Posted: August 16, 2010
Monday, August 9, 2010
University Park, Pa. -- Seven members of the faculty and staff in Penn State's College of Agricultural Sciences received an Honor Award from U.S. Secretary of Agriculture Tom Vilsack on Aug. 3 for their efforts in helping to wipe out plum pox virus in Pennsylvania. USDA Honor Awards recognize accomplishments that help ensure access to safe, nutritious and balanced meals for America's children.
The seven were members of the Pennsylvania Plum Pox Eradication Project Team, which was comprised of USDA and Pennsylvania Department of Agriculture officials and scientists, as well as Penn State horticulturists, plant pathologists, entomologists and extension specialists.
"Today, I am proud to honor those who have gone above and beyond in their work to create prosperity and better quality of life for the people who need it most," Vilsack said.
Among those honored were John Halbrendt, associate professor of plant pathology; Greg Krawczyk, senior research associate in the Department of Entomology; Fred Gildow, professor and head of plant pathology, James Travis, professor emeritus of plant pathology; Tara Baugher, extension educator at the Fruit Research and Extension Center in Biglerville; Lynn Kime, senior extension associate in Biglerville; and William Kleiner, Southeast Region director for Penn State Cooperative Extension.
When plum pox was discovered in Adams County peach trees in October 1999 -- the first time the disease had been found in North America -- the aphid-spread virus threatened to wipe out the state's $25 million annual production of peaches, plums, apricots, nectarines and cherries. The nation's stone-fruit growers watched anxiously to see how Pennsylvania would respond.
Thanks to quick action by state and federal officials, Penn State researchers and extension educators, and local growers, the virus was contained and eventually eliminated. The Pennsylvania Department of Agriculture officially lifted the quarantine of the area's stone fruit on Oct. 29, 2009 -- certifying the state as plum-pox free for 10 years and declaring that the collaborative eradication effort had averted an agricultural catastrophe.

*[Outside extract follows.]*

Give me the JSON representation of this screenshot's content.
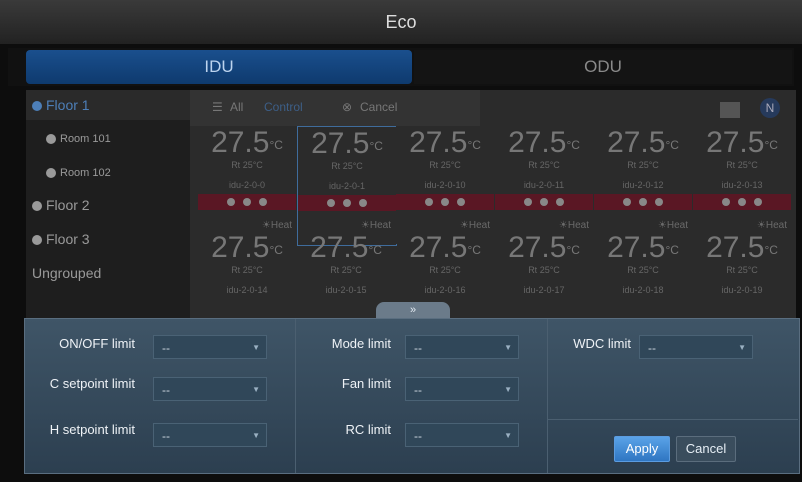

In its narrative about the award, USDA noted that Penn State personnel produced an educational documentary in a month, shortly after the detection of plum pox, for use in educating people about the disease. "This film included interviews with the growers, packers, nurseries, scientists and regulators that captured each of their concerns, fears, and the uncertainty of the situation."
Also, USDA stated, Penn State personnel from the University's Fruit Research and Extension Center in Biglerville took on surveys of aphid populations and host plants, providing valuable information used by state and federal program managers to adjust survey protocols and strategies. "Agricultural Research Services and Penn State scientists collected and reared aphid colonies," the award narrative continued, "which enabled them to conduct virus-transmission studies."
Gildow, whose research on the aphid vectors of plum pox was pivotal in stopping the spread of the virus, said the Penn State members of the eradication team are honored to have been recognized by Vilsack and realize they were involved a remarkable effort.
"To the best of my knowledge, this is one of the best-documented cases in which a foreign invasive plant pathogen has been eradicated effectively," he said. "This occurred only as a result of the very rapid response of the combined PDA-USDA-Penn State collaboration team and the rapid infusion of sufficient state and federal funding to effectively support eradication efforts.
"Most important was the complete understanding, cooperation and
support of the Pennsylvania fruit growers, which was essential for